#### ASSIGNMENT
From the records below, extract all the text exactly and leave the images behind.

#### TASK DATA
>>>>>

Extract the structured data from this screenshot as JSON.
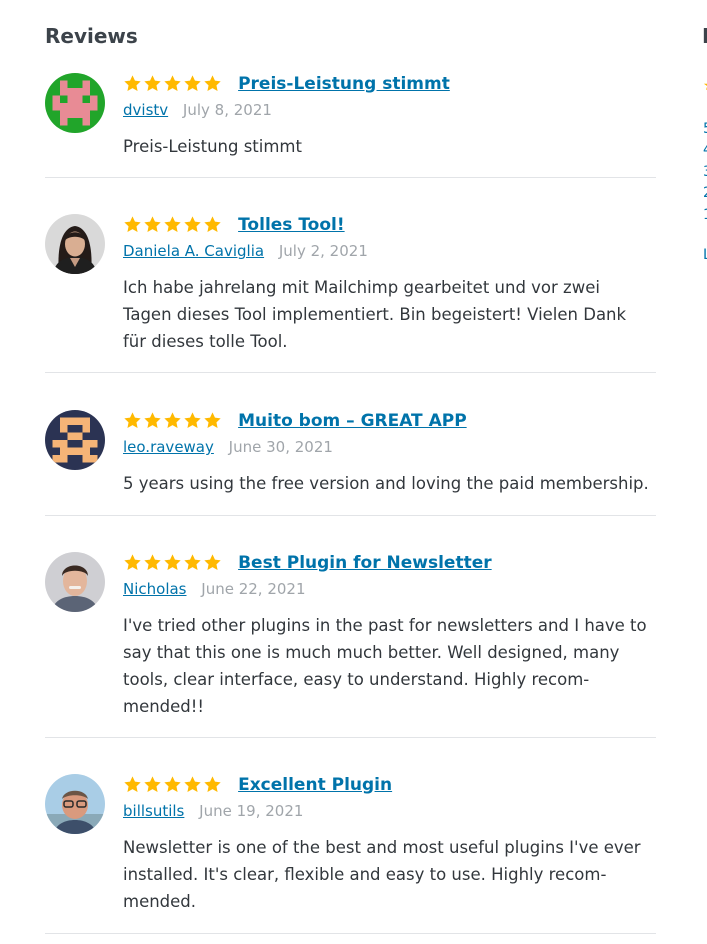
{
  "page": {
    "heading": "Reviews",
    "side_heading_fragment": "I"
  },
  "sidebar_fragment": {
    "star": "★",
    "links": [
      "5",
      "4",
      "3",
      "2",
      "1",
      "L"
    ]
  },
  "reviews": [
    {
      "title": "Preis-Leistung stimmt",
      "author": "dvistv",
      "date": "July 8, 2021",
      "rating": 5,
      "lines": [
        "Preis-Leistung stimmt"
      ],
      "avatar": "identicon-green"
    },
    {
      "title": "Tolles Tool!",
      "author": "Daniela A. Caviglia",
      "date": "July 2, 2021",
      "rating": 5,
      "lines": [
        "Ich habe jahrelang mit Mailchimp gearbeitet und vor zwei",
        "Tagen dieses Tool implementiert. Bin begeistert! Vielen Dank",
        "für dieses tolle Tool."
      ],
      "avatar": "photo-woman"
    },
    {
      "title": "Muito bom – GREAT APP",
      "author": "leo.raveway",
      "date": "June 30, 2021",
      "rating": 5,
      "lines": [
        "5 years using the free version and loving the paid membership."
      ],
      "avatar": "identicon-navy"
    },
    {
      "title": "Best Plugin for Newsletter",
      "author": "Nicholas",
      "date": "June 22, 2021",
      "rating": 5,
      "lines": [
        "I've tried other plugins in the past for newsletters and I have to",
        "say that this one is much much better. Well designed, many",
        "tools, clear interface, easy to understand. Highly recom-",
        "mended!!"
      ],
      "avatar": "photo-man"
    },
    {
      "title": "Excellent Plugin",
      "author": "billsutils",
      "date": "June 19, 2021",
      "rating": 5,
      "lines": [
        "Newsletter is one of the best and most useful plugins I've ever",
        "installed. It's clear, flexible and easy to use. Highly recom-",
        "mended."
      ],
      "avatar": "photo-man-glasses"
    }
  ],
  "colors": {
    "link": "#0073aa",
    "star": "#ffb900",
    "date": "#a0a5aa",
    "divider": "#e2e4e7"
  },
  "icons": {
    "star": "star-icon"
  }
}
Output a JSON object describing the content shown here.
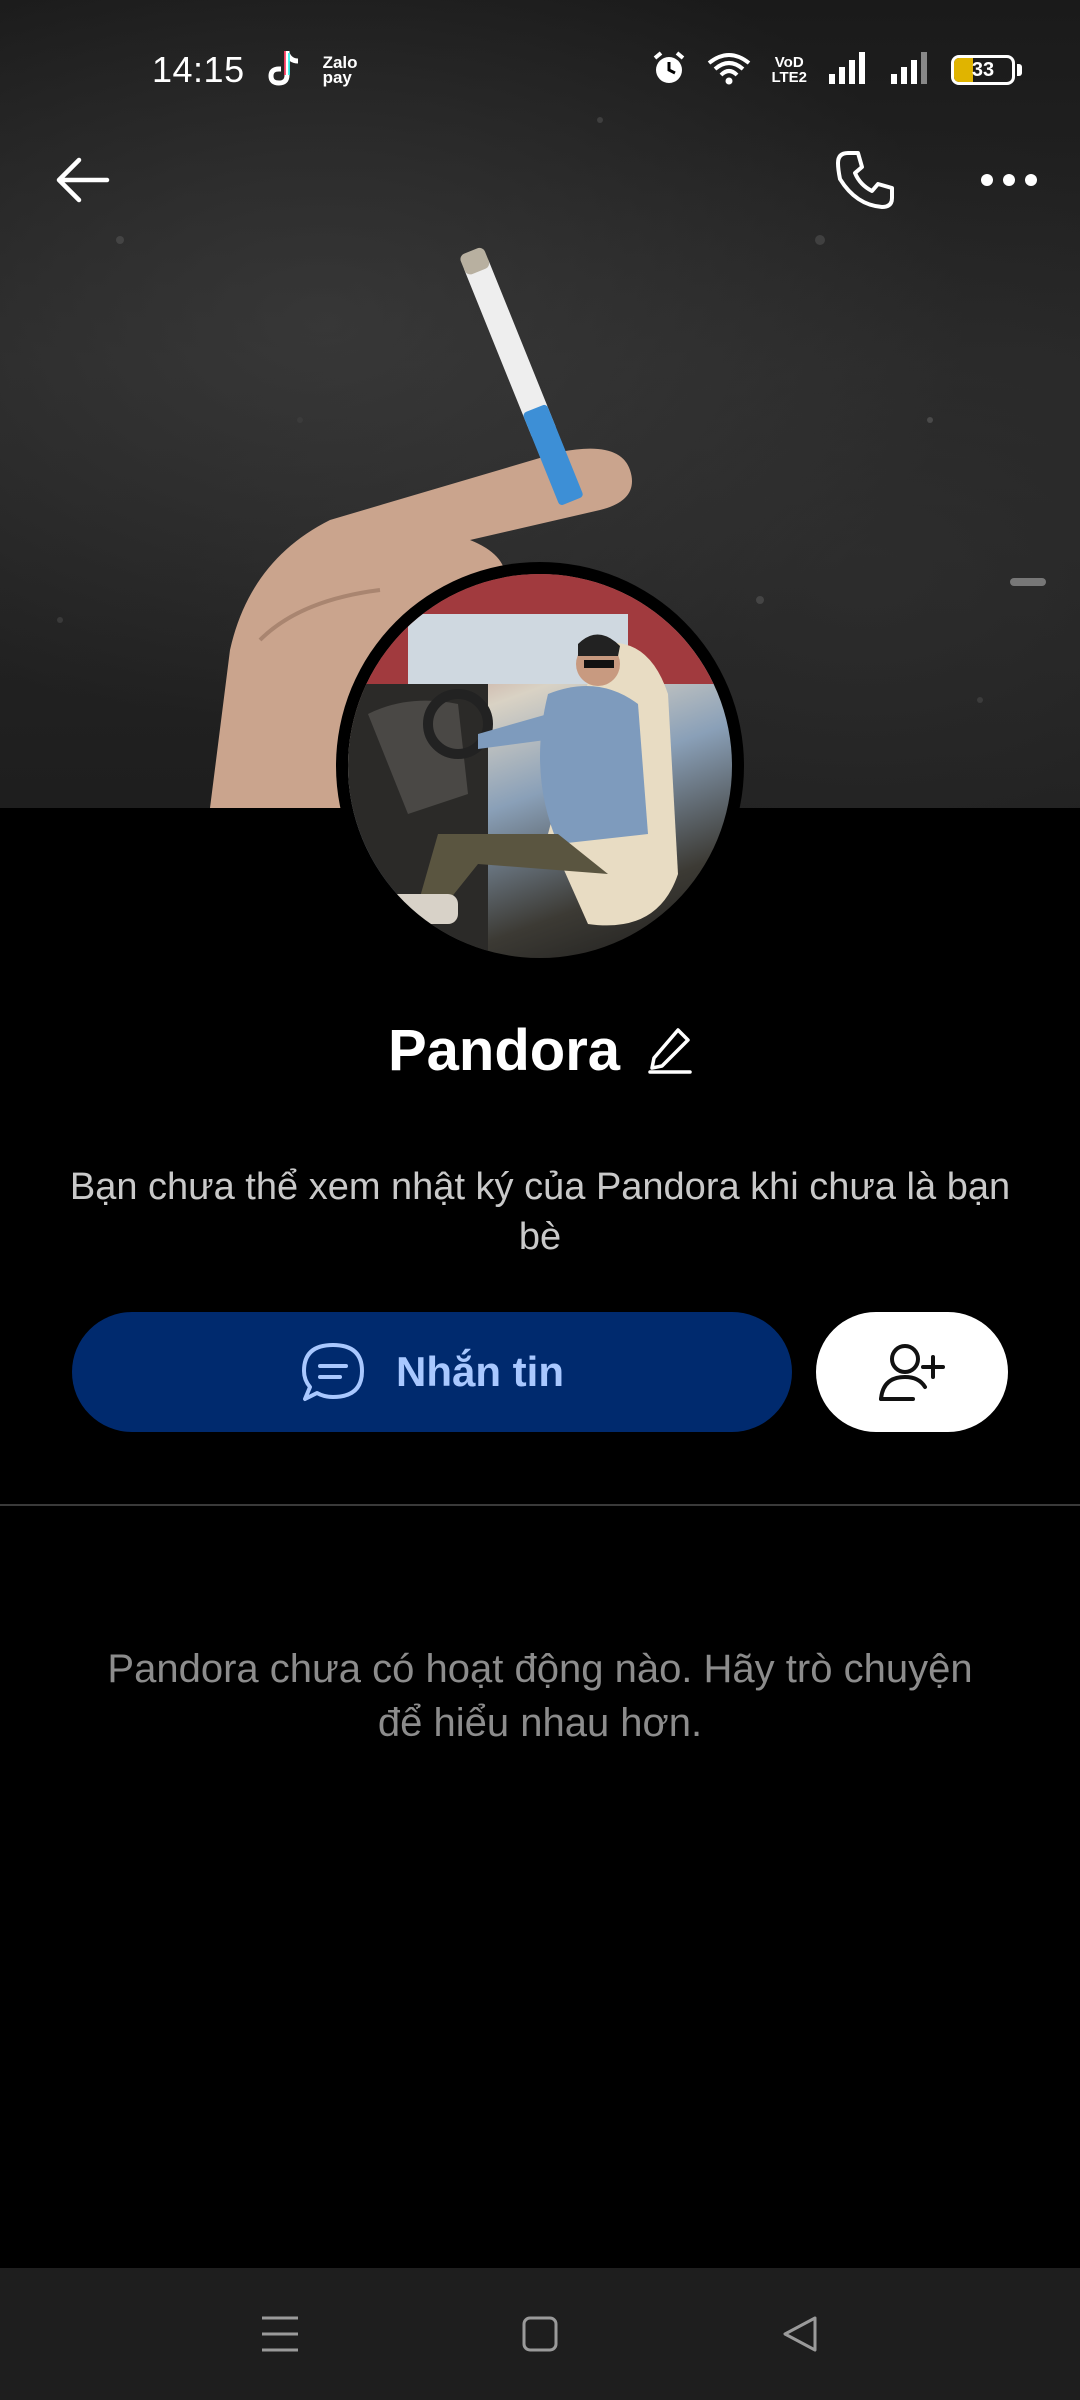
{
  "status_bar": {
    "time": "14:15",
    "zalopay_label": "Zalo\npay",
    "volte_label": "VoD\nLTE2",
    "battery_percent": 33,
    "battery_text": "33",
    "icons": [
      "tiktok-icon",
      "zalopay-icon",
      "alarm-icon",
      "wifi-icon",
      "volte-icon",
      "signal-icon",
      "signal-icon",
      "battery-icon"
    ]
  },
  "header": {
    "icons": [
      "back-arrow-icon",
      "phone-icon",
      "more-dots-icon"
    ]
  },
  "profile": {
    "name": "Pandora",
    "notice": "Bạn chưa thể xem nhật ký của Pandora khi chưa là bạn bè"
  },
  "actions": {
    "message_label": "Nhắn tin",
    "message_icon": "chat-bubble-icon",
    "add_friend_icon": "add-user-icon"
  },
  "empty_state": {
    "message": "Pandora chưa có hoạt động nào. Hãy trò chuyện để hiểu nhau hơn."
  },
  "nav_bar": {
    "icons": [
      "menu-icon",
      "home-square-icon",
      "back-triangle-icon"
    ]
  },
  "colors": {
    "background": "#000000",
    "message_button_bg": "#002a6e",
    "message_button_text": "#a9c8ff",
    "nav_bar_bg": "#1e1e1e",
    "battery_fill": "#e0b400"
  }
}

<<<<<

#### WRITTEN SOLUTION
Extract the structured data from this screenshot as JSON.
{
  "page": {
    "heading": "Reviews",
    "side_heading_fragment": "I"
  },
  "sidebar_fragment": {
    "star": "★",
    "links": [
      "5",
      "4",
      "3",
      "2",
      "1",
      "L"
    ]
  },
  "reviews": [
    {
      "title": "Preis-Leistung stimmt",
      "author": "dvistv",
      "date": "July 8, 2021",
      "rating": 5,
      "lines": [
        "Preis-Leistung stimmt"
      ],
      "avatar": "identicon-green"
    },
    {
      "title": "Tolles Tool!",
      "author": "Daniela A. Caviglia",
      "date": "July 2, 2021",
      "rating": 5,
      "lines": [
        "Ich habe jahrelang mit Mailchimp gearbeitet und vor zwei",
        "Tagen dieses Tool implementiert. Bin begeistert! Vielen Dank",
        "für dieses tolle Tool."
      ],
      "avatar": "photo-woman"
    },
    {
      "title": "Muito bom – GREAT APP",
      "author": "leo.raveway",
      "date": "June 30, 2021",
      "rating": 5,
      "lines": [
        "5 years using the free version and loving the paid membership."
      ],
      "avatar": "identicon-navy"
    },
    {
      "title": "Best Plugin for Newsletter",
      "author": "Nicholas",
      "date": "June 22, 2021",
      "rating": 5,
      "lines": [
        "I've tried other plugins in the past for newsletters and I have to",
        "say that this one is much much better. Well designed, many",
        "tools, clear interface, easy to understand. Highly recom-",
        "mended!!"
      ],
      "avatar": "photo-man"
    },
    {
      "title": "Excellent Plugin",
      "author": "billsutils",
      "date": "June 19, 2021",
      "rating": 5,
      "lines": [
        "Newsletter is one of the best and most useful plugins I've ever",
        "installed. It's clear, flexible and easy to use. Highly recom-",
        "mended."
      ],
      "avatar": "photo-man-glasses"
    }
  ],
  "colors": {
    "link": "#0073aa",
    "star": "#ffb900",
    "date": "#a0a5aa",
    "divider": "#e2e4e7"
  },
  "icons": {
    "star": "star-icon"
  }
}
Output a JSON object describing the content shown here.
{
  "status_bar": {
    "time": "14:15",
    "zalopay_label": "Zalo\npay",
    "volte_label": "VoD\nLTE2",
    "battery_percent": 33,
    "battery_text": "33",
    "icons": [
      "tiktok-icon",
      "zalopay-icon",
      "alarm-icon",
      "wifi-icon",
      "volte-icon",
      "signal-icon",
      "signal-icon",
      "battery-icon"
    ]
  },
  "header": {
    "icons": [
      "back-arrow-icon",
      "phone-icon",
      "more-dots-icon"
    ]
  },
  "profile": {
    "name": "Pandora",
    "notice": "Bạn chưa thể xem nhật ký của Pandora khi chưa là bạn bè"
  },
  "actions": {
    "message_label": "Nhắn tin",
    "message_icon": "chat-bubble-icon",
    "add_friend_icon": "add-user-icon"
  },
  "empty_state": {
    "message": "Pandora chưa có hoạt động nào. Hãy trò chuyện để hiểu nhau hơn."
  },
  "nav_bar": {
    "icons": [
      "menu-icon",
      "home-square-icon",
      "back-triangle-icon"
    ]
  },
  "colors": {
    "background": "#000000",
    "message_button_bg": "#002a6e",
    "message_button_text": "#a9c8ff",
    "nav_bar_bg": "#1e1e1e",
    "battery_fill": "#e0b400"
  }
}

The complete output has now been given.